Post-curing for SLA 3D Printing
Post-curing is a stage of SLA printing that is often overlooked but which can greatly influence the final properties of a printed part. Post-curing isn’t a one-size-fits-all process. There is skill and experience involved in deciding on the right length of post-curing for different materials and part sizes. For some parts post-curing is essential, while for others it is not important at all. Let’s take a closer look at the science behind SLA post-curing and discuss why it important to get it right.
What is post-curing?

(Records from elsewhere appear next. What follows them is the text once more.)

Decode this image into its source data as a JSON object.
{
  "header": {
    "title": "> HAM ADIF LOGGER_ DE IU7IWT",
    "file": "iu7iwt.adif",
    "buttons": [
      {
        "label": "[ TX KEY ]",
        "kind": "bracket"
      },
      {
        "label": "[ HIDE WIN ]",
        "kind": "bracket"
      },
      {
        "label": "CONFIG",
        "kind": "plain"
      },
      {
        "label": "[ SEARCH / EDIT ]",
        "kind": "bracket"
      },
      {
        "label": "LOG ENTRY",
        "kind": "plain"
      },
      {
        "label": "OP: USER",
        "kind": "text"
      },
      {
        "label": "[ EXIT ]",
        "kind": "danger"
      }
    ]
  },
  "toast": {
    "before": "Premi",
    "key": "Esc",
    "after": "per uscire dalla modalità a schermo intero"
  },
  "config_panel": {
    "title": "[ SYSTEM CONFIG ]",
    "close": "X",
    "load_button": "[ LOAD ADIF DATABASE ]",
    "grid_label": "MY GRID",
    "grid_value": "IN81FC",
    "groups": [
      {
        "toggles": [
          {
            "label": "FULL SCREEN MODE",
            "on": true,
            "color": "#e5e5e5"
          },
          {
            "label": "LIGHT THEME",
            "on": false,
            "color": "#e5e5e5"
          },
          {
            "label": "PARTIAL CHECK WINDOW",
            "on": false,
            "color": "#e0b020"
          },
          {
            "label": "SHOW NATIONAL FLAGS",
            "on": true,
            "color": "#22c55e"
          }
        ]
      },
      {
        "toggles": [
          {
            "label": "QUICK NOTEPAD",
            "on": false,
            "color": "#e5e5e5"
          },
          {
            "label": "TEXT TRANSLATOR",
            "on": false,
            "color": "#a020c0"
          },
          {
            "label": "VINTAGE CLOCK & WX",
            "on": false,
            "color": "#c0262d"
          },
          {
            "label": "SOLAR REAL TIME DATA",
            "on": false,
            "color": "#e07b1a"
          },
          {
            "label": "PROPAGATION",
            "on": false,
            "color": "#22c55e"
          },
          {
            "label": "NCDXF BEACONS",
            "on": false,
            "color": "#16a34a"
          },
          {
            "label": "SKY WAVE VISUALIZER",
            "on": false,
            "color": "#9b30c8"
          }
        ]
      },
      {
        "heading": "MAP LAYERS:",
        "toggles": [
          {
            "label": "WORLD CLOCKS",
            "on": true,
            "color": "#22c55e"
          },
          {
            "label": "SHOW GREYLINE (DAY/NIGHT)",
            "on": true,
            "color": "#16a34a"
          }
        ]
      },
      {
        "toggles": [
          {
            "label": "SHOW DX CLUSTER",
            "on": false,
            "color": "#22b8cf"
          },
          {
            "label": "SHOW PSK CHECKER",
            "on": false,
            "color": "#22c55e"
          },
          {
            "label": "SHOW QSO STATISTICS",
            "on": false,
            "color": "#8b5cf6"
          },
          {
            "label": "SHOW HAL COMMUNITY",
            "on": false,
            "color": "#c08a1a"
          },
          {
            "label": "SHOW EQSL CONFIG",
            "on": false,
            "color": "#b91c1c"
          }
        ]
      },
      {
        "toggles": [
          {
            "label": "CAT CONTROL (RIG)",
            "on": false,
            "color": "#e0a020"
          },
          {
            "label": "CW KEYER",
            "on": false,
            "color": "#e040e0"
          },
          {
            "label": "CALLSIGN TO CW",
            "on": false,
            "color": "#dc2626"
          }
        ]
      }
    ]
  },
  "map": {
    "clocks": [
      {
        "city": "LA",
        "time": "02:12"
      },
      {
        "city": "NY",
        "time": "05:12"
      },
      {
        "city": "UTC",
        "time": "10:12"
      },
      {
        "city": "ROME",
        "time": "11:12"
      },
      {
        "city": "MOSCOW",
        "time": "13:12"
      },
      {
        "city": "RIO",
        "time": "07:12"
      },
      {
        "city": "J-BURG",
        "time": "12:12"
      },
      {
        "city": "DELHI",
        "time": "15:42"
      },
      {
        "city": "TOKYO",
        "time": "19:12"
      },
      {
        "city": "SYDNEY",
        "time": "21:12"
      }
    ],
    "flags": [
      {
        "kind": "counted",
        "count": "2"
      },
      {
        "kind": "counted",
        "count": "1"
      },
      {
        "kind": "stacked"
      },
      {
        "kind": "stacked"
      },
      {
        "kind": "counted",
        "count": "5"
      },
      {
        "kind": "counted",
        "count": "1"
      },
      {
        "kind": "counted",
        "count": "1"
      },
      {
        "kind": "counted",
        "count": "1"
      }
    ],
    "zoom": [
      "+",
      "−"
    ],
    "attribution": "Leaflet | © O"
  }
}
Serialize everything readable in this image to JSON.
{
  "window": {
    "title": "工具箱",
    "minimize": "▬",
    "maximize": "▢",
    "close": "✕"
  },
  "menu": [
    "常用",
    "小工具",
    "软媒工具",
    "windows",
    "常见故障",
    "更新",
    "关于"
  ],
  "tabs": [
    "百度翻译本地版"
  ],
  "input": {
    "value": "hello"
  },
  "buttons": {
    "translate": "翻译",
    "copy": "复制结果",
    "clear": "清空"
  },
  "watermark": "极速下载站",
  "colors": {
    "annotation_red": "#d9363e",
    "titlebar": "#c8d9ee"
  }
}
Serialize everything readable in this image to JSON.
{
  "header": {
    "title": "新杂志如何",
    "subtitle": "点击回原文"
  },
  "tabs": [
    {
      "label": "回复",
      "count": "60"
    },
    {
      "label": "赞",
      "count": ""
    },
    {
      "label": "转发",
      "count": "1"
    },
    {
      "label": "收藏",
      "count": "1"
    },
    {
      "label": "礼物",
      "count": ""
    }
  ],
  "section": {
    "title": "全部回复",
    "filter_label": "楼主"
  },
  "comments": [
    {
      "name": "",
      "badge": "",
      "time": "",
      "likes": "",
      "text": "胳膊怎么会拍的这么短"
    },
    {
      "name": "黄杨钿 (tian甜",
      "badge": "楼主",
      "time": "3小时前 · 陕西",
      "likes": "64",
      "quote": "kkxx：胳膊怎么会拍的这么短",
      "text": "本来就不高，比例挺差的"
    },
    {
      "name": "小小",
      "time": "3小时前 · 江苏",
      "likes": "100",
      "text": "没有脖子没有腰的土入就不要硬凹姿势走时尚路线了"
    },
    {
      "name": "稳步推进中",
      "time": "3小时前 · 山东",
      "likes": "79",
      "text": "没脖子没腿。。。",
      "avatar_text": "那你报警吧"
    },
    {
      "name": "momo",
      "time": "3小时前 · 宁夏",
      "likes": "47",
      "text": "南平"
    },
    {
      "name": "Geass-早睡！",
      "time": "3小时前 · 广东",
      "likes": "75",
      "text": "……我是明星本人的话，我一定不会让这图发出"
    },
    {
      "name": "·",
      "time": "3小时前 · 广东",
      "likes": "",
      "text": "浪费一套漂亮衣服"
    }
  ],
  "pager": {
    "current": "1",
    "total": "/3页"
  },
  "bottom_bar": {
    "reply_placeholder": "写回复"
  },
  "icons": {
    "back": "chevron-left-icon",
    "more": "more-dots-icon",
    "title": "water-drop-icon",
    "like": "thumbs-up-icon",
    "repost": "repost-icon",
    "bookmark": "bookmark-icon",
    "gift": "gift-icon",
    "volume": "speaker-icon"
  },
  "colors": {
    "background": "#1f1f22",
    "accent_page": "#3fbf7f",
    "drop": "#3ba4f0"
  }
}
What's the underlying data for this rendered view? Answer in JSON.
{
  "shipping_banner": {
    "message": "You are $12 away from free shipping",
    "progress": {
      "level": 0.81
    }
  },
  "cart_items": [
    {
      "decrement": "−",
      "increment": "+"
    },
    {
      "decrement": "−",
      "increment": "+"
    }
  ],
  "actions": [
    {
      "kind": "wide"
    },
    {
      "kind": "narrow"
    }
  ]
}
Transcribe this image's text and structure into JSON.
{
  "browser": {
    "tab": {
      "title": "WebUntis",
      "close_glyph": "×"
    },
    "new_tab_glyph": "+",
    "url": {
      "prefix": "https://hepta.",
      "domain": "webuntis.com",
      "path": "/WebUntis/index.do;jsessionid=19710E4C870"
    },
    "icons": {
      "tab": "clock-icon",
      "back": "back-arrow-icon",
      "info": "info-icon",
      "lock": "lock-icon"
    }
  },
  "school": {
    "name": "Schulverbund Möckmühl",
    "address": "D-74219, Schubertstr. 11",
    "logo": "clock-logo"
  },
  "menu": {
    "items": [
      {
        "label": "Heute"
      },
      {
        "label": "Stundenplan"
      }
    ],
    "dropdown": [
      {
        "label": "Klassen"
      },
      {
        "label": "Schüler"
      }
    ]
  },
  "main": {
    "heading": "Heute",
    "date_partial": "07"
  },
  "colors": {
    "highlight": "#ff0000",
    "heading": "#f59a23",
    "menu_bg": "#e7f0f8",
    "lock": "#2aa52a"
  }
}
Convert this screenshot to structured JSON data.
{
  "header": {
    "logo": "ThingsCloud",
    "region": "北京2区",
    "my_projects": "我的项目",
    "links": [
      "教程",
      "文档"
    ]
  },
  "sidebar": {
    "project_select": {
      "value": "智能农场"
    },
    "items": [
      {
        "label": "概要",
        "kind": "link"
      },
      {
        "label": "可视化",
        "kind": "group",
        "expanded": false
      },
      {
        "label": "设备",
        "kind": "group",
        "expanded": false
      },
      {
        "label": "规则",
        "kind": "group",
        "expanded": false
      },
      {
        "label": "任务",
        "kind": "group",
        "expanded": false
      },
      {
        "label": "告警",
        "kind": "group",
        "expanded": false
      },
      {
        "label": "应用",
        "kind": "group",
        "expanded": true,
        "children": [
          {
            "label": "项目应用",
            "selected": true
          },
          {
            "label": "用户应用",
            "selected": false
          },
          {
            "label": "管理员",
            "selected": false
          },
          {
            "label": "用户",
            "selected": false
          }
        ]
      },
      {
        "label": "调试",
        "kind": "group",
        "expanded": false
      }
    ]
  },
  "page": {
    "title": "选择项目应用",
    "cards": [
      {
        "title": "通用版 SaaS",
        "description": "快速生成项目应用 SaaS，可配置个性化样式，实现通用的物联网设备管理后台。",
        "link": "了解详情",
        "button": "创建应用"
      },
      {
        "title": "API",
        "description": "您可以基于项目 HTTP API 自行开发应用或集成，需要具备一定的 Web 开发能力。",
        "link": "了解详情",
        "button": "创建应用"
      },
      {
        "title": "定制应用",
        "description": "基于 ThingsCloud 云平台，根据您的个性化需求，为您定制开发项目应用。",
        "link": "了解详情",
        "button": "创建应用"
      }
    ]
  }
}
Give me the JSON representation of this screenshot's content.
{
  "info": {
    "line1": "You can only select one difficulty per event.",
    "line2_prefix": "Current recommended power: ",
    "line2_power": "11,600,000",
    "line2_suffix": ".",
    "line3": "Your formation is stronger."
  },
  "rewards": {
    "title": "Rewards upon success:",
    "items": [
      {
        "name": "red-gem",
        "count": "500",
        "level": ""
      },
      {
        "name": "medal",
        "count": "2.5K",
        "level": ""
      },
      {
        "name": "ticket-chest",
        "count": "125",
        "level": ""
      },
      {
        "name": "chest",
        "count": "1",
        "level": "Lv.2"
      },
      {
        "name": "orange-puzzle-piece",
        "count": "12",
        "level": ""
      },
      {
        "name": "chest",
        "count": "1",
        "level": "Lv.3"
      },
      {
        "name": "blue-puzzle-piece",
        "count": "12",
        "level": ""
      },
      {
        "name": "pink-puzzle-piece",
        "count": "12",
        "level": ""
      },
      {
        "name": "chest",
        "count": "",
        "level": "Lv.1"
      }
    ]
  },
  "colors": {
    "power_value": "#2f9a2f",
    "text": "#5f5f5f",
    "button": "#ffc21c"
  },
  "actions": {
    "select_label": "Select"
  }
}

During SLA printing, specific areas of resin are exposed to a laser which causes them to cure. Once this process is complete the entire part will be cured, so it may not be completely clear why there is a need to post-cure. To answer this question, we have to understand the properties of hotosensitive resin and how it transforms from a liquid to a solid. While in a liquid state, the resin is made up of lots of unbonded monomers mixed with photoinitiators. Exposing this mix to the strong UV light from the laser causes the photoinitiators to react and for the monomers to bond together and form a polymer. This is the primary curing stage. The cured resin is a crosslinked macromolecule, which means that every part of it is directly connected to every other part of it. However, after printing there will still be many sections which are not crosslinked to the extent they could be, which affects tensile strength and other properties. UV light can be used to complete the molecular bonding and make sure every crosslink that could be made is made.
For the purposes of post-curing, the sun is actually not a bad source UV light. Many hobbyists using consumer SLA printers will simply place printed parts outside in the sun for a while and that gets the job done. However, in more professional settings it is generally standard practice to use a UV oven, which is much more controllable.